■ Task brief
Across the records that follow, give the number of lines containing the word "Temp" and nothing else.

[Source information Boundary: Start]

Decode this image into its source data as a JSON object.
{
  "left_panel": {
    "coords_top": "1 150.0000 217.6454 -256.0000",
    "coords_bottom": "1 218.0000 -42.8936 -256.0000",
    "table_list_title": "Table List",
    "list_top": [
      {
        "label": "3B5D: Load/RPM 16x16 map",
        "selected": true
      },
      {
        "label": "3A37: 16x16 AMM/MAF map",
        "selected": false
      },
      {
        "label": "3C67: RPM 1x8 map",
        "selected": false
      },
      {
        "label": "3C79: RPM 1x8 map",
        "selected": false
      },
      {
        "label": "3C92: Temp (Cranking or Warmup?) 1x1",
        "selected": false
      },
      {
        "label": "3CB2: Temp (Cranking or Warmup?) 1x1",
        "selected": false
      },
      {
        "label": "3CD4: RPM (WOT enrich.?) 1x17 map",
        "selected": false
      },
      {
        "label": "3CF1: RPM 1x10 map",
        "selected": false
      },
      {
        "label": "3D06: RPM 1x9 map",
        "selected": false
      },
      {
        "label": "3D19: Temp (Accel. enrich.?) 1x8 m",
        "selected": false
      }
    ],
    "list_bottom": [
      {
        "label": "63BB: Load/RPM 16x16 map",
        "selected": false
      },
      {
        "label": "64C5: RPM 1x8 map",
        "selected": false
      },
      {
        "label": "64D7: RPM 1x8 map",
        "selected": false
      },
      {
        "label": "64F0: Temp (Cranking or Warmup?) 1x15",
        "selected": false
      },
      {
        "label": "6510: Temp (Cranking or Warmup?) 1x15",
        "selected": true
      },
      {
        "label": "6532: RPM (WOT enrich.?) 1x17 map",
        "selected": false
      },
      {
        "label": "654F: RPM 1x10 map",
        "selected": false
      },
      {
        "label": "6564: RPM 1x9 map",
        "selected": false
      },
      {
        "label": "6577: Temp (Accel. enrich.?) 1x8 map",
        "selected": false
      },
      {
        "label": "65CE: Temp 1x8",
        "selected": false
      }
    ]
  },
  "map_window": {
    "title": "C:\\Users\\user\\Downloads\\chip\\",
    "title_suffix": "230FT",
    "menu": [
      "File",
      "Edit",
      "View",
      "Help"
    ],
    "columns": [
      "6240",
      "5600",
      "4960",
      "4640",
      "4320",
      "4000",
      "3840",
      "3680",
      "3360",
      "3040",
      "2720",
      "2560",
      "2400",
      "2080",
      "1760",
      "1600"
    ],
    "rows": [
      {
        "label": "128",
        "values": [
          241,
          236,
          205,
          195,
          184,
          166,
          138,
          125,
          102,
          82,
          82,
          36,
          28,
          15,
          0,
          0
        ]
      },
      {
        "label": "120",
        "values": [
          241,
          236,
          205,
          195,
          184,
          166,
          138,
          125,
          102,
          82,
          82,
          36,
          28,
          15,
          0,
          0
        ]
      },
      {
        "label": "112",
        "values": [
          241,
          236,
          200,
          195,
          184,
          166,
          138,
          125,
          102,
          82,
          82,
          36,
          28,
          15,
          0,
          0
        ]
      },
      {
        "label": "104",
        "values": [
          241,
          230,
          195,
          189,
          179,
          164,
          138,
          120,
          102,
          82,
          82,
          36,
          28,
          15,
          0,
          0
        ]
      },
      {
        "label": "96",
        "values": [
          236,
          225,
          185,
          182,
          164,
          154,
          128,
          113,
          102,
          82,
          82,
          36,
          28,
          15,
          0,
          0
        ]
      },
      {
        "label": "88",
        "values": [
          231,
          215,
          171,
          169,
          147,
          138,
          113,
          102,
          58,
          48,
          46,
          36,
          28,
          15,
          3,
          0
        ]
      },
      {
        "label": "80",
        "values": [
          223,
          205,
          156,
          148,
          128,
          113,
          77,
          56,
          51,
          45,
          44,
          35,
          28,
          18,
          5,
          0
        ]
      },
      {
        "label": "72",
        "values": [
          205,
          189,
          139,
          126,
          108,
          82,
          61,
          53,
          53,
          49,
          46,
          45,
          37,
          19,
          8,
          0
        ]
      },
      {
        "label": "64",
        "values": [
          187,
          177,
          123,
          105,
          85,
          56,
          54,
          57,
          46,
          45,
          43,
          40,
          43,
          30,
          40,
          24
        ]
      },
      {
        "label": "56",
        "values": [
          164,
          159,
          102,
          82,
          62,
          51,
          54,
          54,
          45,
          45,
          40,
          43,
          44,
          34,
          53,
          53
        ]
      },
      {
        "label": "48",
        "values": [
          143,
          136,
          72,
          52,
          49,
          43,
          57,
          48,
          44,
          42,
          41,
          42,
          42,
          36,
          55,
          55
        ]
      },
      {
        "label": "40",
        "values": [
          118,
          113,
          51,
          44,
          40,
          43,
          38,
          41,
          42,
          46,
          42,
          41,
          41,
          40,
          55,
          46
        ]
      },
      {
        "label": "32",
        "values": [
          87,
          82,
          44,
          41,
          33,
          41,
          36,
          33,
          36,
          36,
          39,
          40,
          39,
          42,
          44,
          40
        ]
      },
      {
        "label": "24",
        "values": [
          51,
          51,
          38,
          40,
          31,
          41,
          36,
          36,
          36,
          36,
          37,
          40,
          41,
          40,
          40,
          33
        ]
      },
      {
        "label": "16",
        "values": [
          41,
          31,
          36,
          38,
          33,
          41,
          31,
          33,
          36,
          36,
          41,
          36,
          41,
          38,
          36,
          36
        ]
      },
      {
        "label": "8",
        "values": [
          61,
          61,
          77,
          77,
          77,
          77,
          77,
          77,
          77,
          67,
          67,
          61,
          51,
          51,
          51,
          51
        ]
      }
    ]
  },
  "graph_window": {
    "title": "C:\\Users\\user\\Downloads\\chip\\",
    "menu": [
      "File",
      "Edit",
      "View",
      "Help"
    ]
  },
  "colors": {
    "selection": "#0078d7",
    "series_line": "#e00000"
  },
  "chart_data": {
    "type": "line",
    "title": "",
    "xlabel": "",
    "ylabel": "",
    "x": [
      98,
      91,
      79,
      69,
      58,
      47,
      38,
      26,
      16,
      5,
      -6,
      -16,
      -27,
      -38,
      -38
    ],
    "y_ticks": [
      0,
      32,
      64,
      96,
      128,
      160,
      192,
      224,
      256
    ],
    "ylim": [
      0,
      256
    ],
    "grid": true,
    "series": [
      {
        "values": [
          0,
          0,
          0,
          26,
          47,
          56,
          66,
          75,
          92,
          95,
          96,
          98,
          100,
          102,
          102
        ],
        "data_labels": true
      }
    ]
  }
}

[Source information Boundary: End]

■ Exercise solution
7